The masterclasses will provide physicians a sound foundation of knowledge in how medicinal cannabis works, safety and risk management considerations, through to how to consult with patients and prescribe products, where there is a sufficient evidence base for application.

Professor Mike Barnes became more widely known after the UK Government commissioned him in 2016 to assess evidence for the medicinal use of cannabis. Now known as ‘The Barnes Report’, his work changed the direction of legislation in the UK and acted as a catalyst to the eventual rescheduling of medicinal cannabis in November 2018. He is also the author of more than a dozen books and 200 published papers.

Professor Barnes also famously consulted to Alfie Dingley’s case in England – a six-year-old boy who suffers from a rare form epilepsy that was causing up to 150 seizures a month. His seizures have been since dramatically reduced after being given cannabis products.

Mr Manning says New Zealand doctors now have a unique opportunity to get well ahead of the game – one they should seriously consider for the sake of many patients who have found other treatments ineffective, or have resorted to the black market, and have been waiting a long time to seek advice from their doctor on medicinal cannabis.

Parliament passed The Misuse of Drugs (Medicinal Cannabis) Amendment Bill late last year with the regulations, licensing rules and quality standards to be set this year. Then, in 2020, medicinal cannabis products are expected to become legally and more widely available, most likely through doctor prescription.

A survey Helius released recently showed 34% of adults in New Zealand are likely to seek advice on medicinal cannabis in the next year, with a majority of GPs already seeing a surge in enquiries from patients and their families seeking a range of therapeutic possibilities.

Professor Barnes says all Kiwis can play a positive role in encouraging their doctors and healthcare professionals to prepare and educate themselves.

“I’m coming out because Kiwi doctors need to get prepared now. They owe it to their patients to be able to confidently consult on medicinal cannabis and potentially prescribe it. After all the New Zealand public has said it wants a workable scheme that delivers from day one,” says Professor Mike Barnes.

www.helius.co.nz


ends

© Scoop Media

 
 
 
Business Headlines | Sci-Tech Headlines

 

Up 0.5% In June Quarter: Services Lead GDP Growth

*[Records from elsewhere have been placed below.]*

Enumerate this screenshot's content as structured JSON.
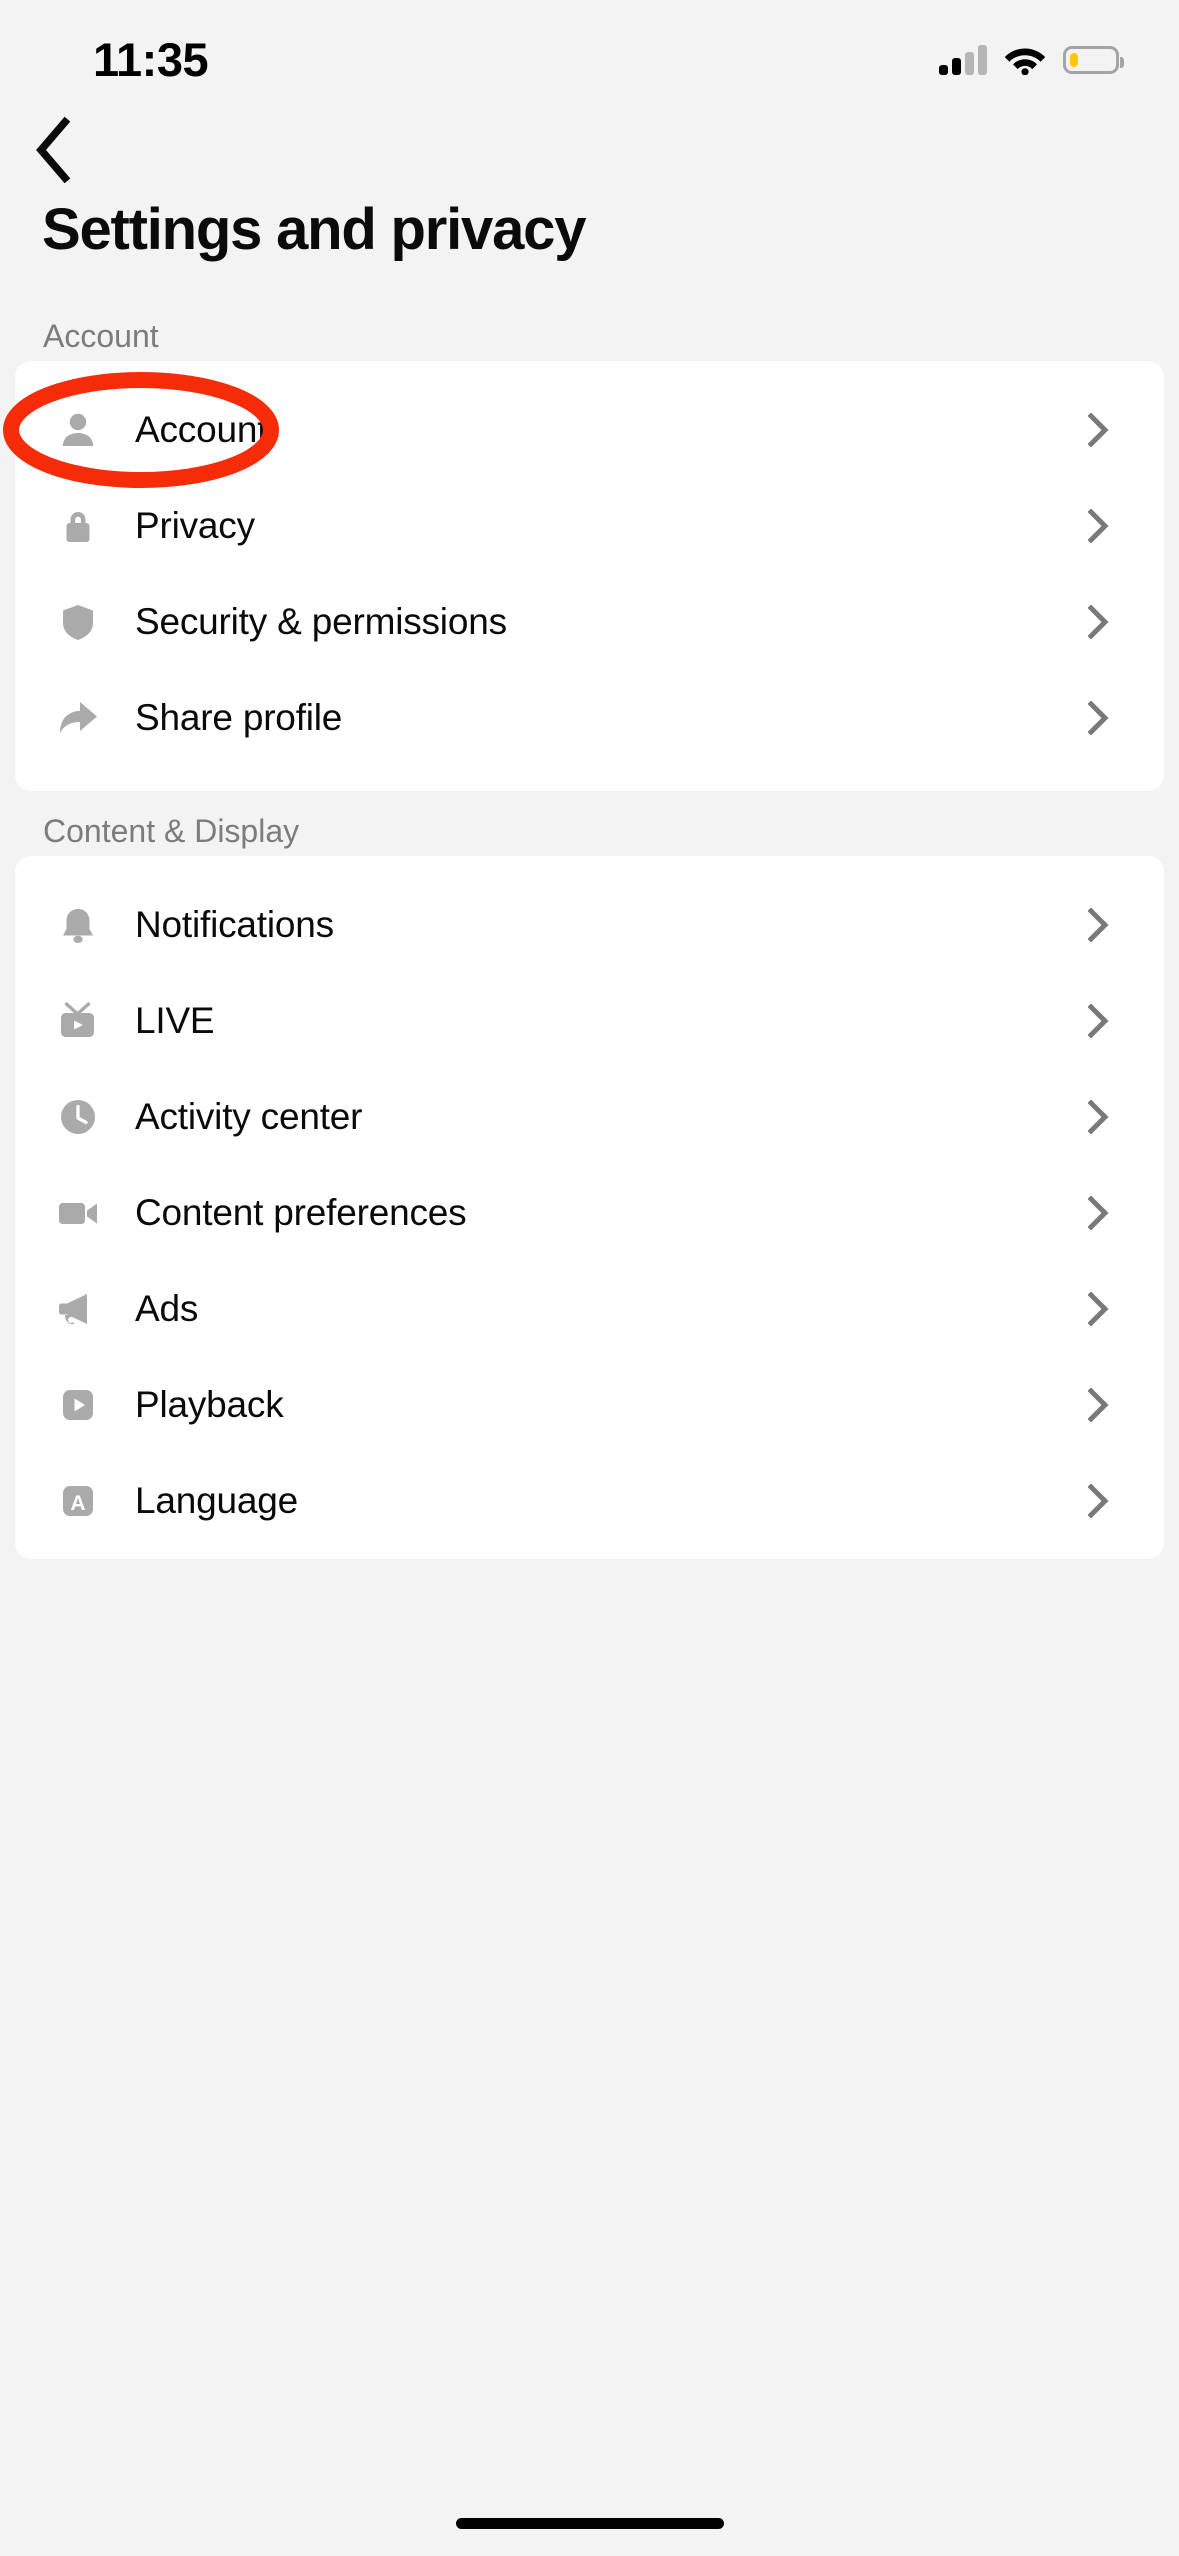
{
  "status_bar": {
    "time": "11:35",
    "cellular_icon": "cellular-signal-icon",
    "cellular_bars_active": 2,
    "cellular_bars_total": 4,
    "wifi_icon": "wifi-icon",
    "battery_icon": "battery-low-icon",
    "battery_fill_color": "#ffc800",
    "battery_outline_color": "#a5a5a5"
  },
  "nav": {
    "back_icon": "chevron-left-icon",
    "title": "Settings and privacy"
  },
  "annotation": {
    "shape": "ellipse",
    "color": "#f62c09",
    "target": "Account"
  },
  "sections": [
    {
      "header": "Account",
      "rows": [
        {
          "label": "Account",
          "icon": "person-icon",
          "chevron": "chevron-right-icon"
        },
        {
          "label": "Privacy",
          "icon": "lock-icon",
          "chevron": "chevron-right-icon"
        },
        {
          "label": "Security & permissions",
          "icon": "shield-icon",
          "chevron": "chevron-right-icon"
        },
        {
          "label": "Share profile",
          "icon": "share-arrow-icon",
          "chevron": "chevron-right-icon"
        }
      ]
    },
    {
      "header": "Content & Display",
      "rows": [
        {
          "label": "Notifications",
          "icon": "bell-icon",
          "chevron": "chevron-right-icon"
        },
        {
          "label": "LIVE",
          "icon": "live-tv-icon",
          "chevron": "chevron-right-icon"
        },
        {
          "label": "Activity center",
          "icon": "clock-icon",
          "chevron": "chevron-right-icon"
        },
        {
          "label": "Content preferences",
          "icon": "video-camera-icon",
          "chevron": "chevron-right-icon"
        },
        {
          "label": "Ads",
          "icon": "megaphone-icon",
          "chevron": "chevron-right-icon"
        },
        {
          "label": "Playback",
          "icon": "play-square-icon",
          "chevron": "chevron-right-icon"
        },
        {
          "label": "Language",
          "icon": "language-a-icon",
          "chevron": "chevron-right-icon"
        }
      ]
    }
  ],
  "home_indicator": "home-indicator"
}
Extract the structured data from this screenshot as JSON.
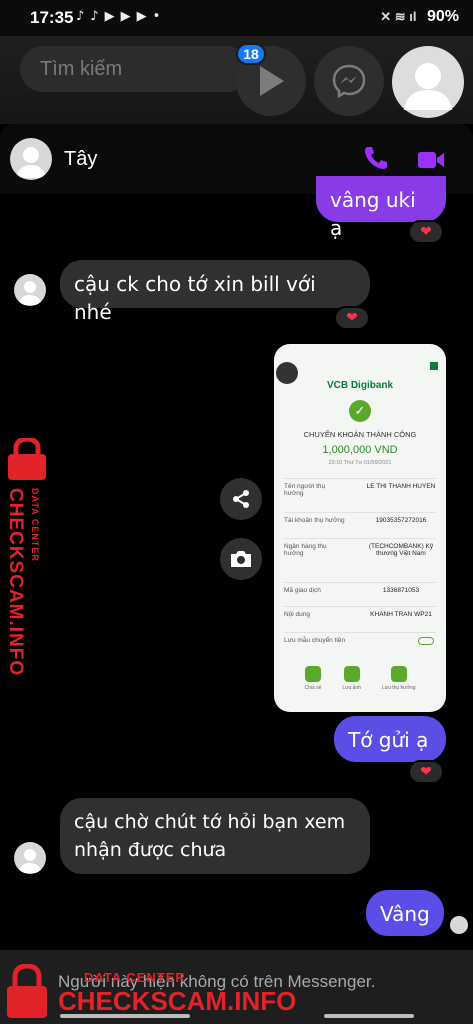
{
  "status_bar": {
    "time": "17:35",
    "battery": "90%"
  },
  "top_bar": {
    "search_placeholder": "Tìm kiếm",
    "badge_count": "18"
  },
  "conversation": {
    "contact_name": "Tây"
  },
  "messages": [
    {
      "text": "vâng uki ạ",
      "direction": "out"
    },
    {
      "text": "cậu ck cho tớ xin bill với nhé",
      "direction": "in"
    },
    {
      "text": "Tớ gửi ạ",
      "direction": "out"
    },
    {
      "text_line1": "cậu chờ chút tớ hỏi bạn xem",
      "text_line2": "nhận được chưa",
      "direction": "in"
    },
    {
      "text": "Vâng",
      "direction": "out"
    }
  ],
  "receipt": {
    "bank_logo": "VCB Digibank",
    "title": "CHUYỂN KHOẢN THÀNH CÔNG",
    "amount": "1,000,000 VND",
    "datetime": "23:10 Thứ Tư 01/09/2021",
    "rows": [
      {
        "label": "Tên người thụ hưởng",
        "value": "LE THI THANH HUYEN"
      },
      {
        "label": "Tài khoản thụ hưởng",
        "value": "19035357272016"
      },
      {
        "label": "Ngân hàng thụ hưởng",
        "value": "(TECHCOMBANK) Kỹ thương Việt Nam"
      },
      {
        "label": "Mã giao dịch",
        "value": "1336871053"
      },
      {
        "label": "Nội dung",
        "value": "KHANH TRAN WP21"
      },
      {
        "label": "Lưu mẫu chuyển tiền",
        "value": ""
      }
    ],
    "actions": [
      "Chia sẻ",
      "Lưu ảnh",
      "Lưu thụ hưởng"
    ]
  },
  "bottom_bar": {
    "notice": "Người này hiện không có trên Messenger."
  },
  "watermark": {
    "brand": "CHECKSCAM.INFO",
    "tagline": "DATA CENTER"
  },
  "colors": {
    "accent": "#5a4ee6",
    "call_icons": "#9b30ff",
    "watermark": "#e0242a"
  }
}
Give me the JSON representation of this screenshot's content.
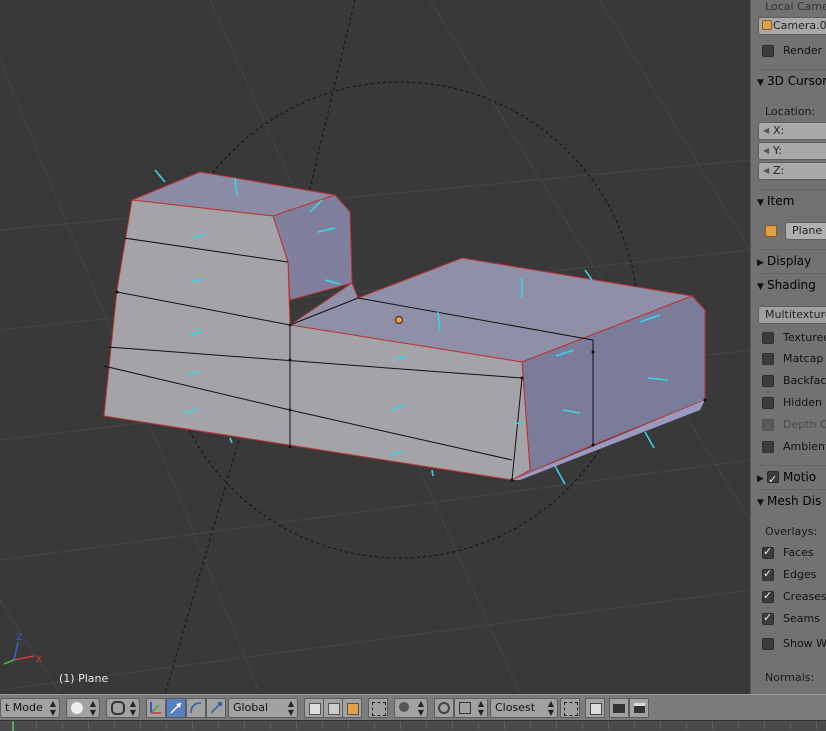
{
  "viewport": {
    "object_label": "(1) Plane"
  },
  "properties": {
    "local_camera_label": "Local Camera",
    "camera_field": "Camera.0",
    "render_border_label": "Render B",
    "cursor_panel_label": "3D Cursor",
    "location_label": "Location:",
    "x_label": "X:",
    "y_label": "Y:",
    "z_label": "Z:",
    "item_panel_label": "Item",
    "item_name": "Plane",
    "display_panel_label": "Display",
    "shading_panel_label": "Shading",
    "shading_mode": "Multitexture",
    "textured_solid": "Textured",
    "matcap": "Matcap",
    "backface_culling": "Backface",
    "hidden_wire": "Hidden W",
    "depth_of_field": "Depth Of",
    "ambient_occlusion": "Ambient",
    "motion_panel_label": "Motio",
    "mesh_display_panel_label": "Mesh Dis",
    "overlays_label": "Overlays:",
    "faces_label": "Faces",
    "edges_label": "Edges",
    "creases_label": "Creases",
    "seams_label": "Seams",
    "show_weights_label": "Show We",
    "normals_label": "Normals:"
  },
  "header": {
    "mode_label": "t Mode",
    "orientation_label": "Global",
    "snap_target_label": "Closest"
  },
  "colors": {
    "viewport_bg": "#393939",
    "panel_bg": "#727272",
    "header_bg": "#7c7c7c",
    "mesh_face": "#9b9ba6",
    "edge_selected": "#e88b2e",
    "normal_line": "#38d8e8",
    "active_button": "#5680c2"
  }
}
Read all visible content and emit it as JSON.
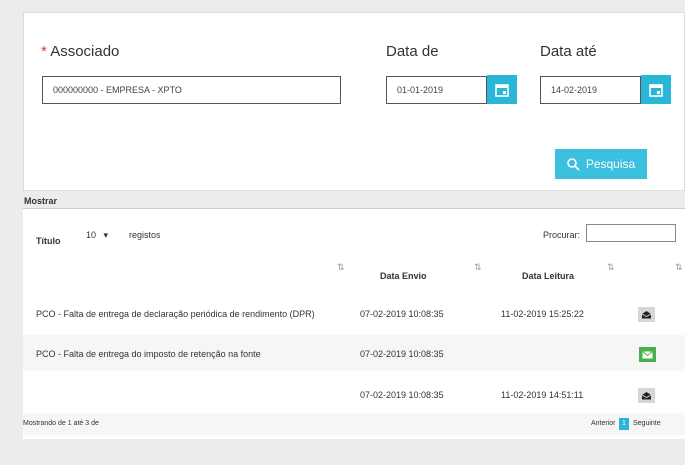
{
  "form": {
    "associado_label": "Associado",
    "required_mark": "*",
    "associado_value": "000000000 - EMPRESA - XPTO",
    "data_de_label": "Data de",
    "data_de_value": "01-01-2019",
    "data_ate_label": "Data até",
    "data_ate_value": "14-02-2019",
    "search_label": "Pesquisa"
  },
  "table": {
    "mostrar_label": "Mostrar",
    "titulo_label": "Título",
    "page_size": "10",
    "registos_label": "registos",
    "procurar_label": "Procurar:",
    "columns": [
      "Data Envio",
      "Data Leitura"
    ],
    "rows": [
      {
        "titulo": "PCO - Falta de entrega de declaração periódica de rendimento (DPR)",
        "envio": "07-02-2019 10:08:35",
        "leitura": "11-02-2019 15:25:22",
        "status": "read"
      },
      {
        "titulo": "PCO - Falta de entrega do imposto de retenção na fonte",
        "envio": "07-02-2019 10:08:35",
        "leitura": "",
        "status": "unread"
      },
      {
        "titulo": "",
        "envio": "07-02-2019 10:08:35",
        "leitura": "11-02-2019 14:51:11",
        "status": "read"
      }
    ],
    "info": "Mostrando de 1 até 3 de",
    "prev_label": "Anterior",
    "page_number": "1",
    "next_label": "Seguinte"
  },
  "colors": {
    "accent": "#29b6d9",
    "unread": "#4caf50",
    "read": "#d6d6d6"
  }
}
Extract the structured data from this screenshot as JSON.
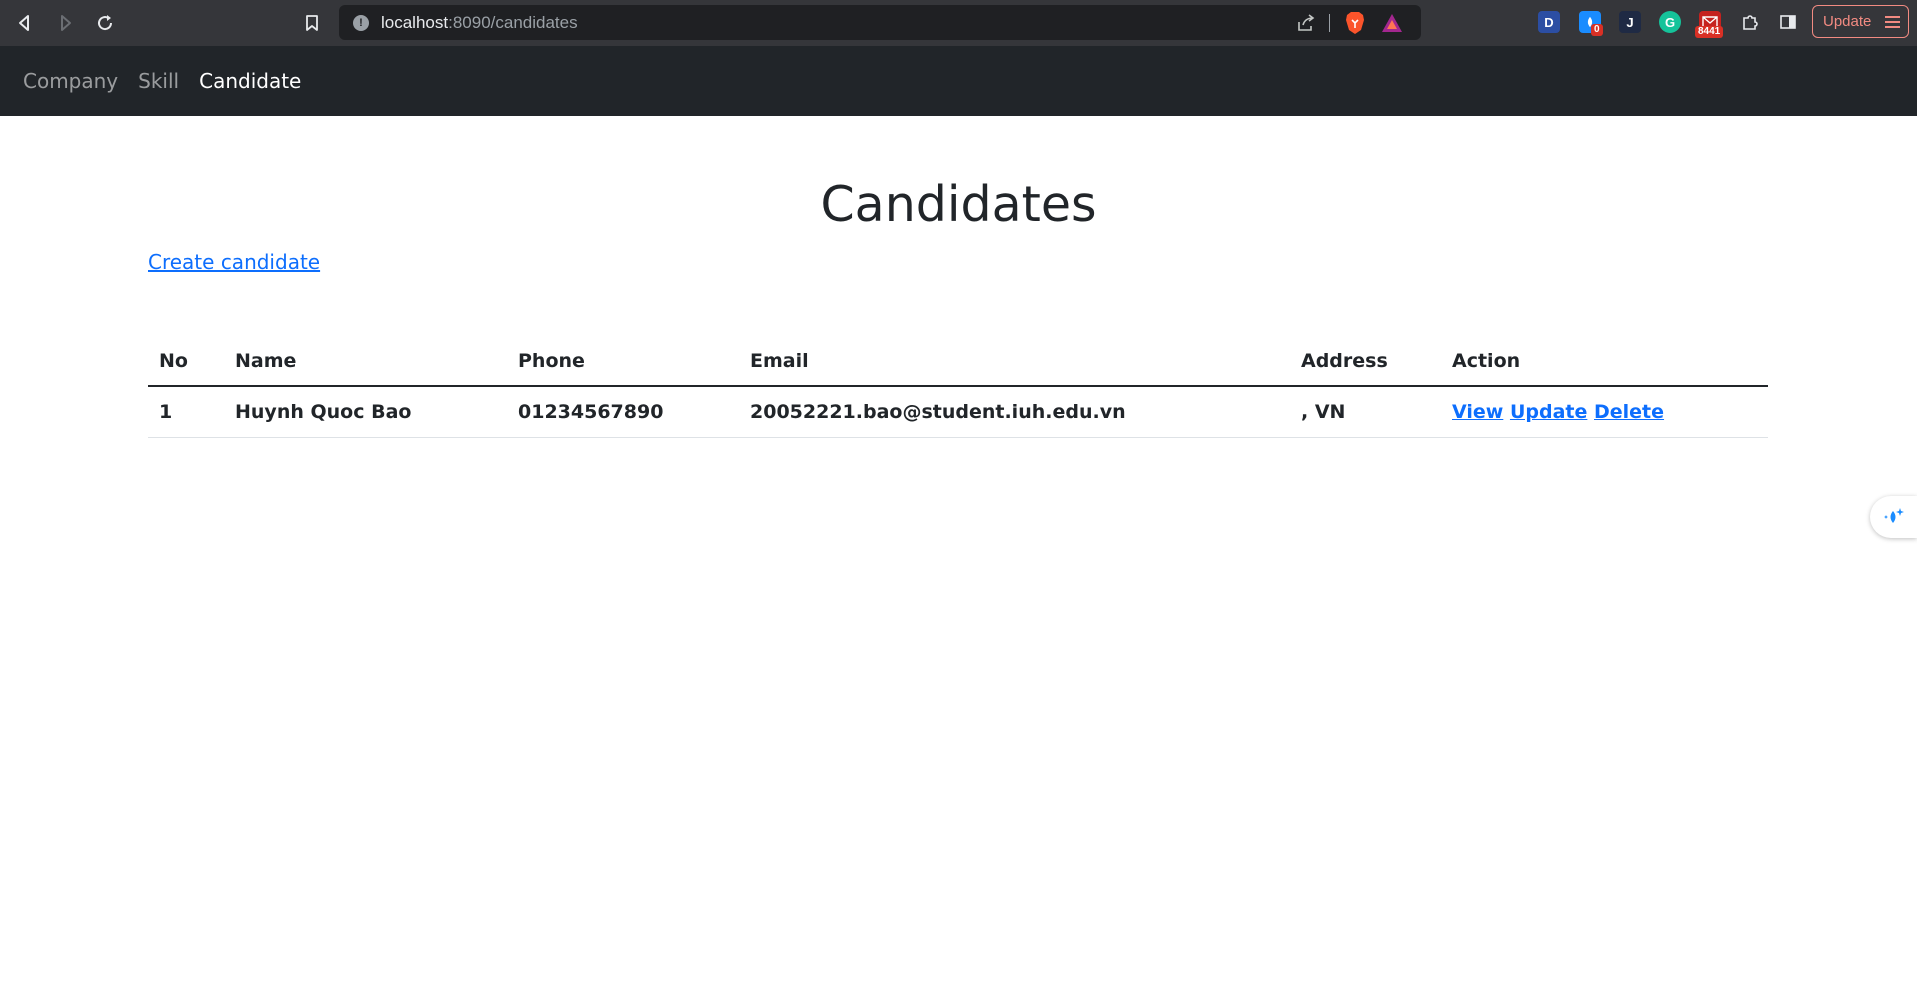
{
  "browser": {
    "url_host": "localhost",
    "url_path": ":8090/candidates",
    "update_label": "Update",
    "extensions": [
      {
        "name": "dashlane",
        "label": "D",
        "color": "#2c4ea3"
      },
      {
        "name": "raindrop",
        "label": "",
        "badge": "0",
        "color": "#1a8cff"
      },
      {
        "name": "jira",
        "label": "J",
        "color": "#0c66e4"
      },
      {
        "name": "grammarly",
        "label": "G",
        "color": "#15c39a"
      },
      {
        "name": "mail",
        "label": "",
        "badge": "8441",
        "color": "#c5221f"
      }
    ]
  },
  "navbar": {
    "items": [
      {
        "label": "Company",
        "active": false
      },
      {
        "label": "Skill",
        "active": false
      },
      {
        "label": "Candidate",
        "active": true
      }
    ]
  },
  "page": {
    "title": "Candidates",
    "create_link": "Create candidate"
  },
  "table": {
    "headers": [
      "No",
      "Name",
      "Phone",
      "Email",
      "Address",
      "Action"
    ],
    "rows": [
      {
        "no": "1",
        "name": "Huynh Quoc Bao",
        "phone": "01234567890",
        "email": "20052221.bao@student.iuh.edu.vn",
        "address": ", VN",
        "actions": [
          "View",
          "Update",
          "Delete"
        ]
      }
    ]
  }
}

“Service industries, which represent about two-thirds of the economy, were the main contributor to GDP growth in the quarter, rising 0.7 percent off the back of a subdued result in the March 2019 quarter.” More>>

ALSO:

Pickers: Letter To Immigration Minister From Early Harvesting Growers

A group of horticultural growers are frustrated by many months of inaction by the Minister who has failed to announce additional immigrant workers from overseas will be allowed into New Zealand to assist with harvesting early stage crops such as asparagus and strawberries. More>>

ALSO:

Non-Giant Fossil Disoveries: Scientists Discover One Of World’s Oldest Bird Species

At 62 million-years-old, the newly-discovered Protodontopteryx ruthae, is one of the oldest named bird species in the world. It lived in New Zealand soon after the dinosaurs died out. More>>

Rural Employers Keen, Migrants Iffy: Employment Visa Changes Announced

“We are committed to ensuring that businesses are able to get the workers they need to fill critical skills shortages, while encouraging employers and regions to work together on long term workforce planning including supporting New Zealanders with the training they need to fill the gaps,” says Iain Lees-Galloway. More>>

ALSO:

Marsden Pipeline Rupture: Report Calls For Supply Improvements, Backs Digger Blame

The report makes several recommendations on how the sector can better prevent, prepare for, respond to, and recover from an incident. In particular, we consider it essential that government and industry work together to put in place and regularly practise sector-wide response plans, to improve the response to any future incident… More>>

ALSO: